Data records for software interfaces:
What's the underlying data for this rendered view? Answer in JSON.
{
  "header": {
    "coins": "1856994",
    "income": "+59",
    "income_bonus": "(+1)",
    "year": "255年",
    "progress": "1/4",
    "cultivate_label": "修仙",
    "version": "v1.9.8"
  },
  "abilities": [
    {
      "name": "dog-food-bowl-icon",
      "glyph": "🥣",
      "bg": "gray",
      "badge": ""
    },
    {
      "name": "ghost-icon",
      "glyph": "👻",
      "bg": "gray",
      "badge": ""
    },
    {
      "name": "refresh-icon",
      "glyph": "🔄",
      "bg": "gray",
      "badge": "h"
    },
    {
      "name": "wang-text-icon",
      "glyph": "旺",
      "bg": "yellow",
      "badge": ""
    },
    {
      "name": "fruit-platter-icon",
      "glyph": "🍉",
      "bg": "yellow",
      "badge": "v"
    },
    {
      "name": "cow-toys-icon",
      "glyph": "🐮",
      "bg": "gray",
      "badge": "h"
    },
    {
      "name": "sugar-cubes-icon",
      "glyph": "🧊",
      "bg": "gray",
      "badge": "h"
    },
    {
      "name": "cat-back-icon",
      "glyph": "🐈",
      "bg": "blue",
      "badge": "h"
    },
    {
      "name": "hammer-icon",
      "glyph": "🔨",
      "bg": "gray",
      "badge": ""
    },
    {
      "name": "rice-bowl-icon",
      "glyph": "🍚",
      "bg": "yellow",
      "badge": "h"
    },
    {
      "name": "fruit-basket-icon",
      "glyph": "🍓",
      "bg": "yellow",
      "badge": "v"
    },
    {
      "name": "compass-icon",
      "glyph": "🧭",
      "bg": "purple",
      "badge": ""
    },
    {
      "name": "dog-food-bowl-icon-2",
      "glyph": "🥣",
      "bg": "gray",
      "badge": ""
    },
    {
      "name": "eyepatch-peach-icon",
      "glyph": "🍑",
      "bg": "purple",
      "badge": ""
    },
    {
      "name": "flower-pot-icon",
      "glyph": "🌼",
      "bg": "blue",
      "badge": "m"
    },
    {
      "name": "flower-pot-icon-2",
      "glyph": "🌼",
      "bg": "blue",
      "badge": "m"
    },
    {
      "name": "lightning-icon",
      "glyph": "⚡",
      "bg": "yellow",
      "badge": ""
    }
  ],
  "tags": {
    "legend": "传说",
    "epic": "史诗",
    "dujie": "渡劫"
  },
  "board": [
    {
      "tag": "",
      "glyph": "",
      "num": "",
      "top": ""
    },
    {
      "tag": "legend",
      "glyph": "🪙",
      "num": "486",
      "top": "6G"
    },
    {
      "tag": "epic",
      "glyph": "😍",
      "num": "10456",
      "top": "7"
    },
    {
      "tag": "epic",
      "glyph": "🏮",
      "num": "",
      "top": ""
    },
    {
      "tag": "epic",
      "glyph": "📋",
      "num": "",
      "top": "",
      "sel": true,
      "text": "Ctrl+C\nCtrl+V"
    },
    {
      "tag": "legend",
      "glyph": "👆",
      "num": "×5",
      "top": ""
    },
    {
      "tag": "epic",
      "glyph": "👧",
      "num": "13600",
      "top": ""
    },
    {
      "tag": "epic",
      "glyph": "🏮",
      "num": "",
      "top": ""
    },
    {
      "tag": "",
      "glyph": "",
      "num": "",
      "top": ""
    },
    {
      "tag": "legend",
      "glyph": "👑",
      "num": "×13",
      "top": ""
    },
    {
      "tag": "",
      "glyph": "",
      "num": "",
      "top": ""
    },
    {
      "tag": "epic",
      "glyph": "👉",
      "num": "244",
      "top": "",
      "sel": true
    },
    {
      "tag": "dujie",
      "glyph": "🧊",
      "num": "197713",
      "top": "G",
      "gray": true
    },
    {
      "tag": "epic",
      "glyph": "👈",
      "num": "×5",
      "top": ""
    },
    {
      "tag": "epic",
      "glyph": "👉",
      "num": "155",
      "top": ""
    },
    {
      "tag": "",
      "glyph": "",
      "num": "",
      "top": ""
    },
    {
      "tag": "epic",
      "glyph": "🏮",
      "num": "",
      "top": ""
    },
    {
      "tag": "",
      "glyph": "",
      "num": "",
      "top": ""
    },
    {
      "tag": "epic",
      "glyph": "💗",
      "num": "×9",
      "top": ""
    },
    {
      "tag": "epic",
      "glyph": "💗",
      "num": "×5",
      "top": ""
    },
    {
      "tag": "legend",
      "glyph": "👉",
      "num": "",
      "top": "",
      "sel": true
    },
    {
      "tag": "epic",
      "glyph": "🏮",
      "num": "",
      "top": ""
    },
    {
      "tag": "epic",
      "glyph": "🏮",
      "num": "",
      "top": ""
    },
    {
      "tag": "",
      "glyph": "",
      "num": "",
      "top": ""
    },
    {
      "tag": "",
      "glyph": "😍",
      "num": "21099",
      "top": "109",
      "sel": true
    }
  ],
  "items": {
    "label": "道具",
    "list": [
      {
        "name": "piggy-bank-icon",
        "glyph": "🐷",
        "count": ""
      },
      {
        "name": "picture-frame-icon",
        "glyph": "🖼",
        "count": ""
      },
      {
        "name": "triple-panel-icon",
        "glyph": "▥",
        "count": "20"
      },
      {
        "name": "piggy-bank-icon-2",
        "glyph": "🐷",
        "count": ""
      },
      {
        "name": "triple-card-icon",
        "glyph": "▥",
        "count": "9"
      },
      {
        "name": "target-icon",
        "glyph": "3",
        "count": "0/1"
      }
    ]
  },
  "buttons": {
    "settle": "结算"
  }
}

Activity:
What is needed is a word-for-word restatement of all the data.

Result for this task:
What's the underlying data for this rendered view? Answer in JSON.
{
  "header": {
    "coins": "1856994",
    "income": "+59",
    "income_bonus": "(+1)",
    "year": "255年",
    "progress": "1/4",
    "cultivate_label": "修仙",
    "version": "v1.9.8"
  },
  "abilities": [
    {
      "name": "dog-food-bowl-icon",
      "glyph": "🥣",
      "bg": "gray",
      "badge": ""
    },
    {
      "name": "ghost-icon",
      "glyph": "👻",
      "bg": "gray",
      "badge": ""
    },
    {
      "name": "refresh-icon",
      "glyph": "🔄",
      "bg": "gray",
      "badge": "h"
    },
    {
      "name": "wang-text-icon",
      "glyph": "旺",
      "bg": "yellow",
      "badge": ""
    },
    {
      "name": "fruit-platter-icon",
      "glyph": "🍉",
      "bg": "yellow",
      "badge": "v"
    },
    {
      "name": "cow-toys-icon",
      "glyph": "🐮",
      "bg": "gray",
      "badge": "h"
    },
    {
      "name": "sugar-cubes-icon",
      "glyph": "🧊",
      "bg": "gray",
      "badge": "h"
    },
    {
      "name": "cat-back-icon",
      "glyph": "🐈",
      "bg": "blue",
      "badge": "h"
    },
    {
      "name": "hammer-icon",
      "glyph": "🔨",
      "bg": "gray",
      "badge": ""
    },
    {
      "name": "rice-bowl-icon",
      "glyph": "🍚",
      "bg": "yellow",
      "badge": "h"
    },
    {
      "name": "fruit-basket-icon",
      "glyph": "🍓",
      "bg": "yellow",
      "badge": "v"
    },
    {
      "name": "compass-icon",
      "glyph": "🧭",
      "bg": "purple",
      "badge": ""
    },
    {
      "name": "dog-food-bowl-icon-2",
      "glyph": "🥣",
      "bg": "gray",
      "badge": ""
    },
    {
      "name": "eyepatch-peach-icon",
      "glyph": "🍑",
      "bg": "purple",
      "badge": ""
    },
    {
      "name": "flower-pot-icon",
      "glyph": "🌼",
      "bg": "blue",
      "badge": "m"
    },
    {
      "name": "flower-pot-icon-2",
      "glyph": "🌼",
      "bg": "blue",
      "badge": "m"
    },
    {
      "name": "lightning-icon",
      "glyph": "⚡",
      "bg": "yellow",
      "badge": ""
    }
  ],
  "tags": {
    "legend": "传说",
    "epic": "史诗",
    "dujie": "渡劫"
  },
  "board": [
    {
      "tag": "",
      "glyph": "",
      "num": "",
      "top": ""
    },
    {
      "tag": "legend",
      "glyph": "🪙",
      "num": "486",
      "top": "6G"
    },
    {
      "tag": "epic",
      "glyph": "😍",
      "num": "10456",
      "top": "7"
    },
    {
      "tag": "epic",
      "glyph": "🏮",
      "num": "",
      "top": ""
    },
    {
      "tag": "epic",
      "glyph": "📋",
      "num": "",
      "top": "",
      "sel": true,
      "text": "Ctrl+C\nCtrl+V"
    },
    {
      "tag": "legend",
      "glyph": "👆",
      "num": "×5",
      "top": ""
    },
    {
      "tag": "epic",
      "glyph": "👧",
      "num": "13600",
      "top": ""
    },
    {
      "tag": "epic",
      "glyph": "🏮",
      "num": "",
      "top": ""
    },
    {
      "tag": "",
      "glyph": "",
      "num": "",
      "top": ""
    },
    {
      "tag": "legend",
      "glyph": "👑",
      "num": "×13",
      "top": ""
    },
    {
      "tag": "",
      "glyph": "",
      "num": "",
      "top": ""
    },
    {
      "tag": "epic",
      "glyph": "👉",
      "num": "244",
      "top": "",
      "sel": true
    },
    {
      "tag": "dujie",
      "glyph": "🧊",
      "num": "197713",
      "top": "G",
      "gray": true
    },
    {
      "tag": "epic",
      "glyph": "👈",
      "num": "×5",
      "top": ""
    },
    {
      "tag": "epic",
      "glyph": "👉",
      "num": "155",
      "top": ""
    },
    {
      "tag": "",
      "glyph": "",
      "num": "",
      "top": ""
    },
    {
      "tag": "epic",
      "glyph": "🏮",
      "num": "",
      "top": ""
    },
    {
      "tag": "",
      "glyph": "",
      "num": "",
      "top": ""
    },
    {
      "tag": "epic",
      "glyph": "💗",
      "num": "×9",
      "top": ""
    },
    {
      "tag": "epic",
      "glyph": "💗",
      "num": "×5",
      "top": ""
    },
    {
      "tag": "legend",
      "glyph": "👉",
      "num": "",
      "top": "",
      "sel": true
    },
    {
      "tag": "epic",
      "glyph": "🏮",
      "num": "",
      "top": ""
    },
    {
      "tag": "epic",
      "glyph": "🏮",
      "num": "",
      "top": ""
    },
    {
      "tag": "",
      "glyph": "",
      "num": "",
      "top": ""
    },
    {
      "tag": "",
      "glyph": "😍",
      "num": "21099",
      "top": "109",
      "sel": true
    }
  ],
  "items": {
    "label": "道具",
    "list": [
      {
        "name": "piggy-bank-icon",
        "glyph": "🐷",
        "count": ""
      },
      {
        "name": "picture-frame-icon",
        "glyph": "🖼",
        "count": ""
      },
      {
        "name": "triple-panel-icon",
        "glyph": "▥",
        "count": "20"
      },
      {
        "name": "piggy-bank-icon-2",
        "glyph": "🐷",
        "count": ""
      },
      {
        "name": "triple-card-icon",
        "glyph": "▥",
        "count": "9"
      },
      {
        "name": "target-icon",
        "glyph": "3",
        "count": "0/1"
      }
    ]
  },
  "buttons": {
    "settle": "结算"
  }
}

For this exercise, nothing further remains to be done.